With home prices rising at near-record paces in SoCal, corporate debt yields at record-lows, equity markets surging at near-record rates, and high quality assets dwindling by the minute under the heel of a central bank jack boot; it is perhaps no surprise that investors have switched from finding leverage through the balance sheet (i.e. crappy quality firms) to finding leverage through the instrument (i.e. structured credit). The trouble this time is that yields (and spreads) being so low, the creators of the new-normal ABS, CDOs, and CLOs have to stoop to the old tricks to make their money (as we noted here). As Bloomberg reports, bond issuers are once again exploiting the credit rating agency pay-for-performance business model to create "high-quality" collateralizable assets from utter garbage - such as auto loans.

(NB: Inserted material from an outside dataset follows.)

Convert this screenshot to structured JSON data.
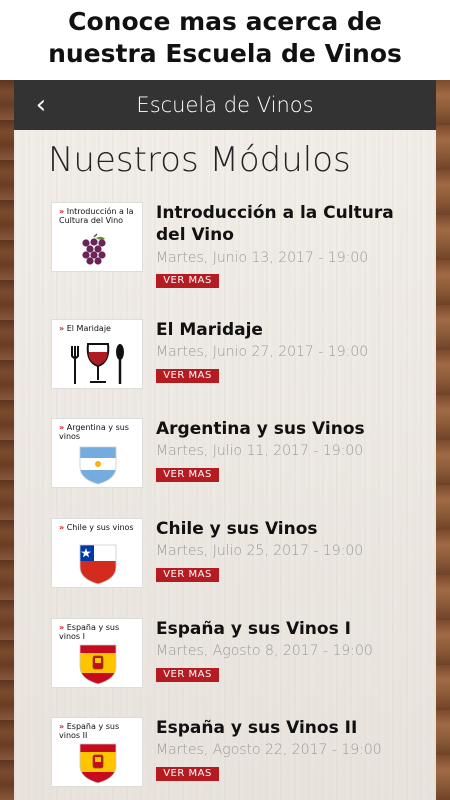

The yen is weak AND the dollar is strong. Two forces at work. Discuss.
- Microsoft prepares U-turn on Windows 8 (FT), Microsoft admits failure on Windows 8 (MW), After Bumpy Start, Microsoft Rethinks Windows 8 (NYT)
- China reports four more bird flu deaths, toll rises to 31 (Reuters)
- Republicans shift stance on US budget (FT)
- NYC Tallest Condo Corridor Gets New Entrant With Steinway (BBG)
- U.S. Says China's Government, Military Used Cyberespionage (WSJ)
- China rejects Pentagon charges of military espionage (Reuters)
- Bank of China Cuts Off North Korean Bank (WSJ)
- Libya defense minister quits over siege of ministries by gunmen (Reuters)
- London Recruiter Says City Job Vacancies Rose 19% (BBG)
- Colleges Cut Prices by Providing More Financial Aid (WSJ) or, said otherwise, loans
- Jeweler agrees to plead guilty in KPMG insider-trading case (LA Times)
A peculiar trading session, in which the usual overnight futures levitation has not been led by the BOJ-inspired USDJPY rise (even as the Nikkei225 rose another 0.6% more than offset by the Shanghai Composite drop of 0.86%), which actually has slid all session briefly dipping under 99 moments ago, but by the EURUSD, which saw a bout of buying around 5 am Eastern, just after news hit that the UK would avoid a triple dip recession with Q1 GDP rising 0.3% versus expectations of a 0.1% rise, up from a -0.3% in Q4 (more in Goldman note below). Since the news that the BOE will likely delay engaging in more QE (just in time for the arrival of Carney) is hardly EUR positive we look at the other news hitting around that time, such as Finland saying that the euro can survive in Cyprus exits the Eurozone, and that Merkel has rejected standardized bank guarantees for the foreseeable future, and we are left scratching our heads what is the reason for the brief burst in the Euro.
An attempt to look ahead at the drivers of the capital markets in the week ahead.